Eve Grimaldi finds this exasperating. As dean of students at Georgetown Visitation, an all-girls high school in Washington, she's a tireless warrior for decorum. Every year, come dance time, Mrs. Grimaldi sends out humane "Do's and Don'ts." She encourages parents to embrace their inner authoritarian: "DON'T let your daughter go off to a dinner party or restaurant . . . if you have an uneasy feeling about the location or substance of either." She carries sweatshirts to every dance, to cover the scantily clad, and periodically wades into the throng of dancers "like the grim reaper." And she has no patience with moral neutrality when advising the young.
"Are the writers [of "Prom and Party Etiquette"] too cool to draw a line?" Mrs. Grimaldi wonders. "Shouldn't adults be helping teenagers to avoid just those kinds of far-reaching caprices?"
Undoubtedly so. Here's the problem with morally neutral sex advice for teenagers: It isn't neutral. It can't be. The very discussion of coital practicalities creates a moral framework, a matrix of what is reasonable and acceptable.
Oddly, Cindy Post Senning and Peggy Post don't mind telling grown-ups what to do. In the 2004 edition of "Etiquette," for instance, they advise adults: "It's perfectly okay to say, "I'm sorry, but until we know each other better . . . we just can't get involved in a sexual relationship. There's just too much at stake."
Quite right! You'd think that's exactly what "Emily Post" and every other adult should tell teenagers, who need guidelines far more than do their elders. A dance ought to be an occasion to enjoy youth's frivolity, not to become mired in adult complexity.
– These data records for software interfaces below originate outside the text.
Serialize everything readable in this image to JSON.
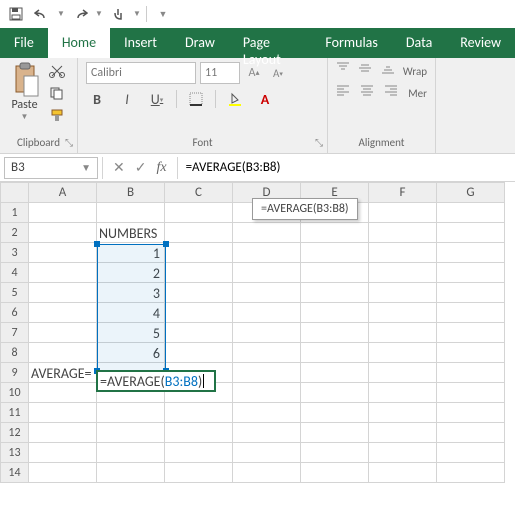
{
  "qat": {
    "save": "save",
    "undo": "undo",
    "redo": "redo"
  },
  "tabs": {
    "file": "File",
    "home": "Home",
    "insert": "Insert",
    "draw": "Draw",
    "pageLayout": "Page Layout",
    "formulas": "Formulas",
    "data": "Data",
    "review": "Review"
  },
  "ribbon": {
    "clipboard": {
      "paste": "Paste",
      "label": "Clipboard"
    },
    "font": {
      "namePlaceholder": "Calibri",
      "sizePlaceholder": "11",
      "bold": "B",
      "italic": "I",
      "underline": "U",
      "label": "Font"
    },
    "alignment": {
      "wrap": "Wrap",
      "merge": "Mer",
      "label": "Alignment"
    }
  },
  "namebox": {
    "value": "B3"
  },
  "formulaBar": {
    "value": "=AVERAGE(B3:B8)",
    "fxText": "fx"
  },
  "tooltip": "=AVERAGE(B3:B8)",
  "columns": [
    "A",
    "B",
    "C",
    "D",
    "E",
    "F",
    "G"
  ],
  "rows": [
    "1",
    "2",
    "3",
    "4",
    "5",
    "6",
    "7",
    "8",
    "9",
    "10",
    "11",
    "12",
    "13",
    "14"
  ],
  "cells": {
    "B2": "NUMBERS",
    "B3": "1",
    "B4": "2",
    "B5": "3",
    "B6": "4",
    "B7": "5",
    "B8": "6",
    "A9": "AVERAGE="
  },
  "editing": {
    "prefix": "=AVERAGE(",
    "ref": "B3:B8",
    "suffix": ")"
  }
}
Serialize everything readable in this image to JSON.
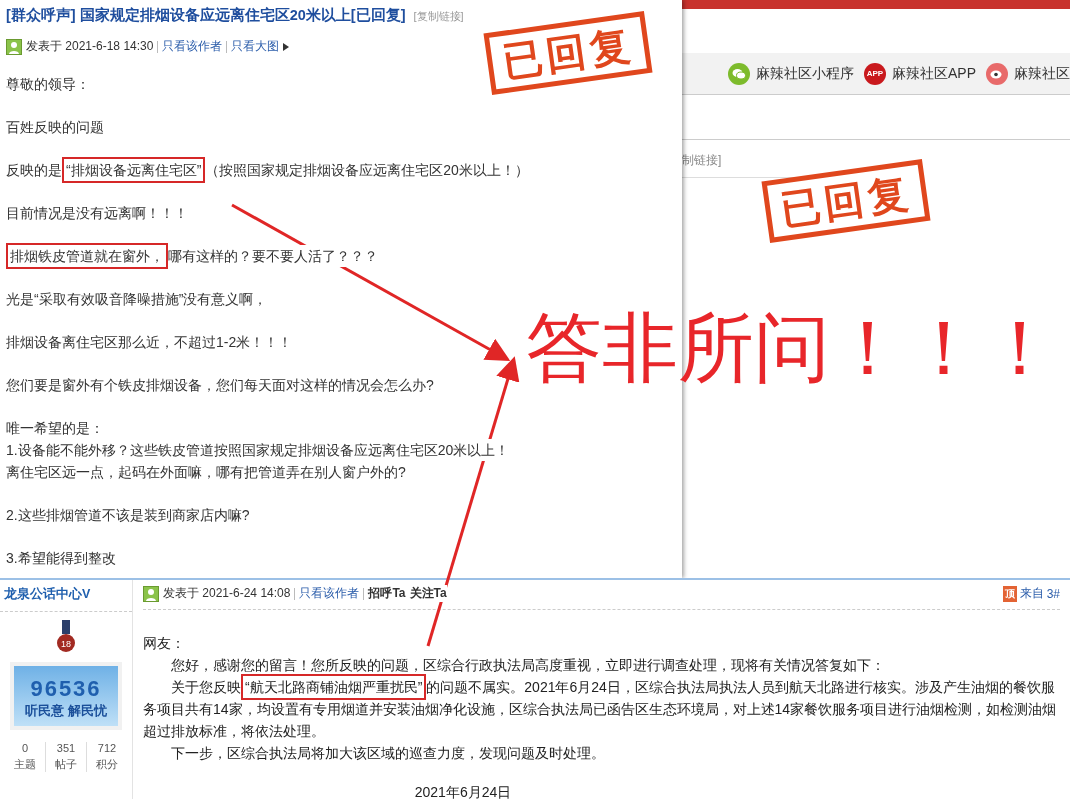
{
  "background_window": {
    "apps": [
      {
        "kind": "wechat",
        "label": "麻辣社区小程序"
      },
      {
        "kind": "app",
        "icon_text": "APP",
        "label": "麻辣社区APP"
      },
      {
        "kind": "weibo",
        "label": "麻辣社区"
      }
    ],
    "link_fragment": "制链接]",
    "stamp": "已回复"
  },
  "post": {
    "title": "[群众呼声] 国家规定排烟设备应远离住宅区20米以上[已回复]",
    "copy_link": "[复制链接]",
    "posted": "发表于 2021-6-18 14:30",
    "links": [
      "只看该作者",
      "只看大图"
    ],
    "stamp": "已回复",
    "groups": [
      [
        {
          "parts": [
            {
              "text": "尊敬的领导：",
              "boxed": false
            }
          ]
        }
      ],
      [
        {
          "parts": [
            {
              "text": "百姓反映的问题",
              "boxed": false
            }
          ]
        }
      ],
      [
        {
          "parts": [
            {
              "text": "反映的是",
              "boxed": false
            },
            {
              "text": "“排烟设备远离住宅区”",
              "boxed": true
            },
            {
              "text": "（按照国家规定排烟设备应远离住宅区20米以上！）",
              "boxed": false
            }
          ]
        }
      ],
      [
        {
          "parts": [
            {
              "text": "目前情况是没有远离啊！！！",
              "boxed": false
            }
          ]
        }
      ],
      [
        {
          "parts": [
            {
              "text": "排烟铁皮管道就在窗外，",
              "boxed": true
            },
            {
              "text": "哪有这样的？要不要人活了？？？",
              "boxed": false
            }
          ]
        }
      ],
      [
        {
          "parts": [
            {
              "text": "光是“采取有效吸音降噪措施”没有意义啊，",
              "boxed": false
            }
          ]
        }
      ],
      [
        {
          "parts": [
            {
              "text": "排烟设备离住宅区那么近，不超过1-2米！！！",
              "boxed": false
            }
          ]
        }
      ],
      [
        {
          "parts": [
            {
              "text": "您们要是窗外有个铁皮排烟设备，您们每天面对这样的情况会怎么办?",
              "boxed": false
            }
          ]
        }
      ],
      [
        {
          "parts": [
            {
              "text": "唯一希望的是：",
              "boxed": false
            }
          ]
        },
        {
          "parts": [
            {
              "text": "1.设备能不能外移？这些铁皮管道按照国家规定排烟设备应远离住宅区20米以上！",
              "boxed": false
            }
          ]
        },
        {
          "parts": [
            {
              "text": "离住宅区远一点，起码在外面嘛，哪有把管道弄在别人窗户外的?",
              "boxed": false
            }
          ]
        }
      ],
      [
        {
          "parts": [
            {
              "text": "2.这些排烟管道不该是装到商家店内嘛?",
              "boxed": false
            }
          ]
        }
      ],
      [
        {
          "parts": [
            {
              "text": "3.希望能得到整改",
              "boxed": false
            }
          ]
        }
      ]
    ]
  },
  "reply": {
    "author": "龙泉公话中心V",
    "medal": "18",
    "avatar": {
      "number": "96536",
      "slogan": "听民意 解民忧"
    },
    "stats": [
      {
        "value": "0",
        "label": "主题"
      },
      {
        "value": "351",
        "label": "帖子"
      },
      {
        "value": "712",
        "label": "积分"
      }
    ],
    "posted": "发表于 2021-6-24 14:08",
    "links": [
      "只看该作者"
    ],
    "actions": [
      "招呼Ta",
      "关注Ta"
    ],
    "badge": "顶",
    "source": "来自",
    "floor": "3#",
    "greeting": "网友：",
    "paragraphs": [
      {
        "parts": [
          {
            "text": "您好，感谢您的留言！您所反映的问题，区综合行政执法局高度重视，立即进行调查处理，现将有关情况答复如下：",
            "boxed": false
          }
        ]
      },
      {
        "parts": [
          {
            "text": "关于您反映",
            "boxed": false
          },
          {
            "text": "“航天北路商铺油烟严重扰民”",
            "boxed": true
          },
          {
            "text": "的问题不属实。2021年6月24日，区综合执法局执法人员到航天北路进行核实。涉及产生油烟的餐饮服务项目共有14家，均设置有专用烟道并安装油烟净化设施，区综合执法局已函告区生态环境局，对上述14家餐饮服务项目进行油烟检测，如检测油烟超过排放标准，将依法处理。",
            "boxed": false
          }
        ]
      },
      {
        "parts": [
          {
            "text": "下一步，区综合执法局将加大该区域的巡查力度，发现问题及时处理。",
            "boxed": false
          }
        ]
      }
    ],
    "date": "2021年6月24日"
  },
  "annotation": {
    "text": "答非所问！！！"
  }
}
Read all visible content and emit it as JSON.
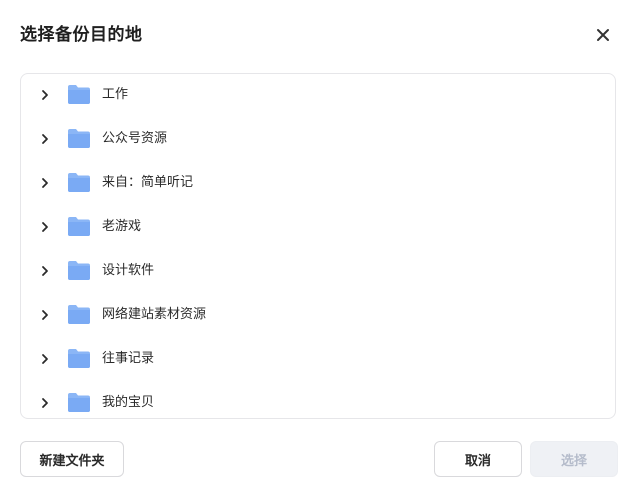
{
  "dialog": {
    "title": "选择备份目的地",
    "close_icon": "close-icon"
  },
  "folders": [
    {
      "label": "工作",
      "icon": "folder-icon"
    },
    {
      "label": "公众号资源",
      "icon": "folder-icon"
    },
    {
      "label": "来自：简单听记",
      "icon": "folder-icon"
    },
    {
      "label": "老游戏",
      "icon": "folder-icon"
    },
    {
      "label": "设计软件",
      "icon": "folder-icon"
    },
    {
      "label": "网络建站素材资源",
      "icon": "folder-icon"
    },
    {
      "label": "往事记录",
      "icon": "folder-icon"
    },
    {
      "label": "我的宝贝",
      "icon": "folder-icon"
    }
  ],
  "footer": {
    "new_folder_label": "新建文件夹",
    "cancel_label": "取消",
    "select_label": "选择"
  },
  "colors": {
    "folder": "#7aaaf4",
    "select_disabled_bg": "#eff1f5",
    "select_disabled_text": "#b5bccb"
  }
}
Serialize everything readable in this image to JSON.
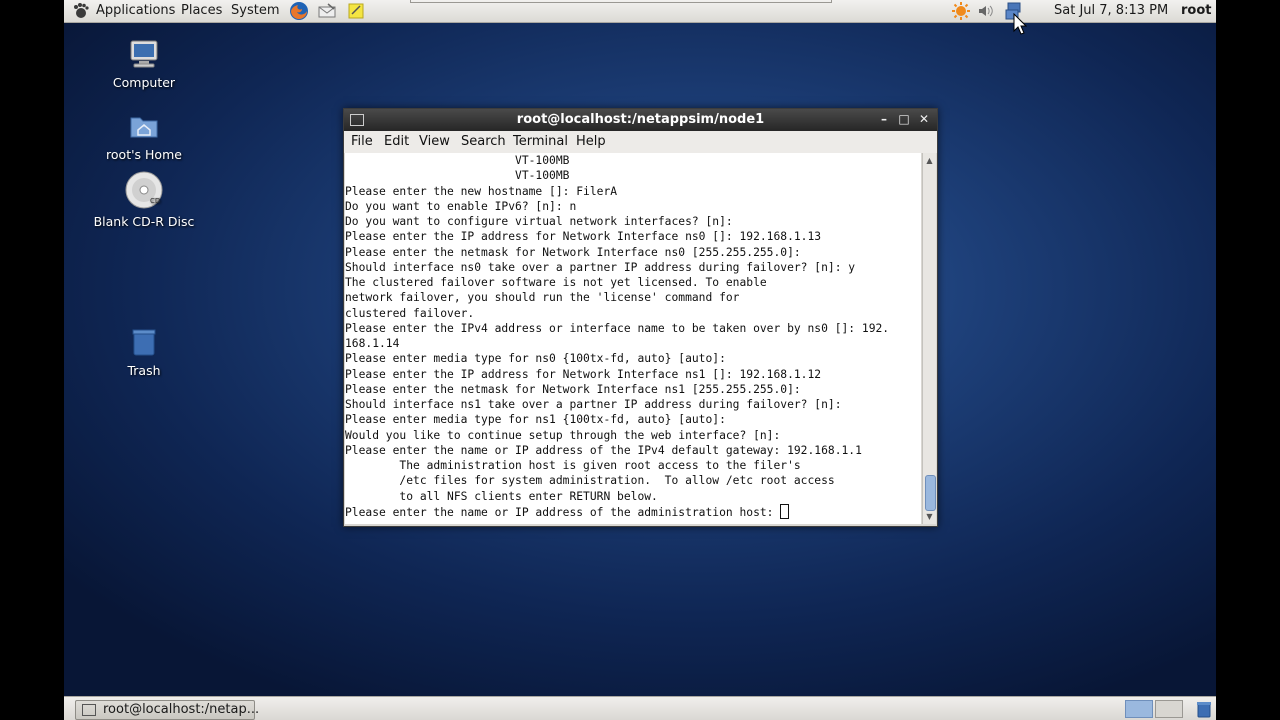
{
  "top_panel": {
    "menus": [
      "Applications",
      "Places",
      "System"
    ],
    "clock": "Sat Jul  7,  8:13 PM",
    "user": "root"
  },
  "desktop_icons": [
    {
      "label": "Computer",
      "icon": "computer-icon"
    },
    {
      "label": "root's Home",
      "icon": "home-folder-icon"
    },
    {
      "label": "Blank CD-R Disc",
      "icon": "cd-disc-icon"
    },
    {
      "label": "Trash",
      "icon": "trash-icon"
    }
  ],
  "terminal": {
    "title": "root@localhost:/netappsim/node1",
    "menus": [
      "File",
      "Edit",
      "View",
      "Search",
      "Terminal",
      "Help"
    ],
    "lines": [
      "                         VT-100MB",
      "                         VT-100MB",
      "Please enter the new hostname []: FilerA",
      "Do you want to enable IPv6? [n]: n",
      "Do you want to configure virtual network interfaces? [n]:",
      "Please enter the IP address for Network Interface ns0 []: 192.168.1.13",
      "Please enter the netmask for Network Interface ns0 [255.255.255.0]:",
      "Should interface ns0 take over a partner IP address during failover? [n]: y",
      "The clustered failover software is not yet licensed. To enable",
      "network failover, you should run the 'license' command for",
      "clustered failover.",
      "Please enter the IPv4 address or interface name to be taken over by ns0 []: 192.",
      "168.1.14",
      "Please enter media type for ns0 {100tx-fd, auto} [auto]:",
      "Please enter the IP address for Network Interface ns1 []: 192.168.1.12",
      "Please enter the netmask for Network Interface ns1 [255.255.255.0]:",
      "Should interface ns1 take over a partner IP address during failover? [n]:",
      "Please enter media type for ns1 {100tx-fd, auto} [auto]:",
      "Would you like to continue setup through the web interface? [n]:",
      "Please enter the name or IP address of the IPv4 default gateway: 192.168.1.1",
      "        The administration host is given root access to the filer's",
      "        /etc files for system administration.  To allow /etc root access",
      "        to all NFS clients enter RETURN below.",
      "Please enter the name or IP address of the administration host: "
    ]
  },
  "taskbar": {
    "task_label": "root@localhost:/netap..."
  }
}
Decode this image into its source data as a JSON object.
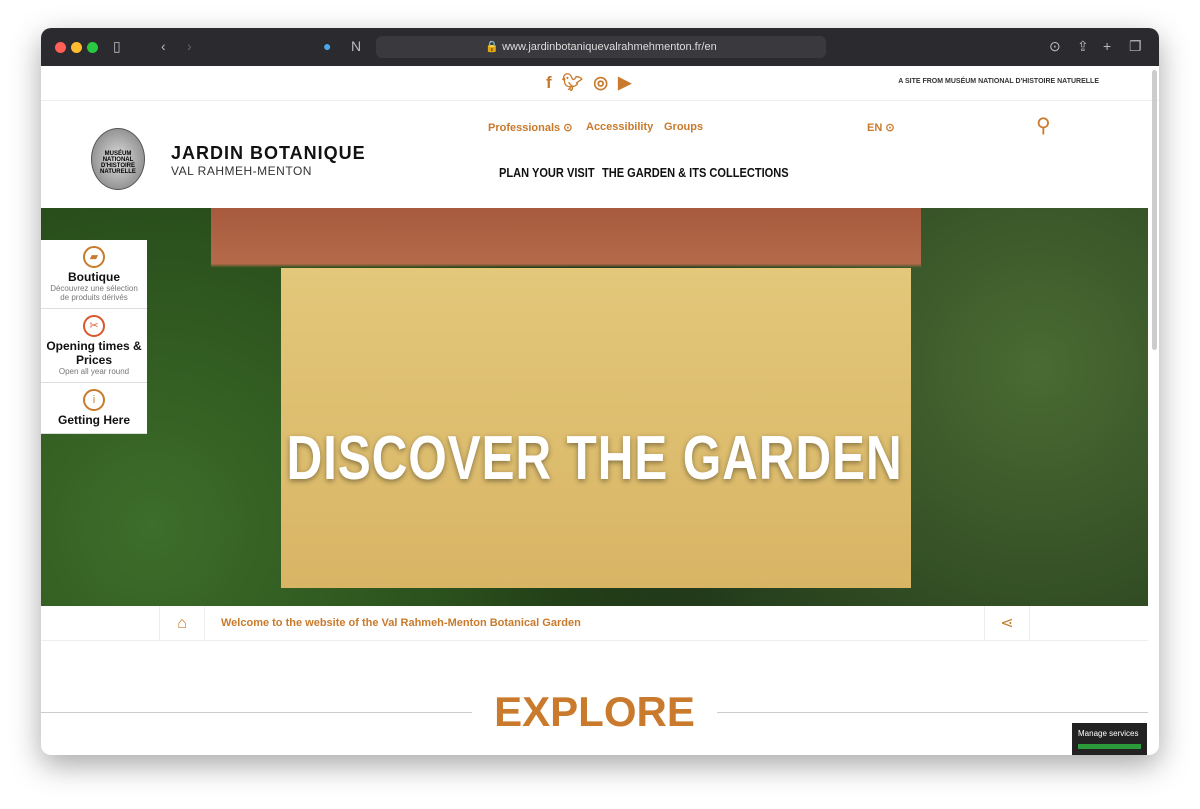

There's just too much at stake.
Mrs. Gurdon is a regular contributor to the book pages of The Wall Street Journal.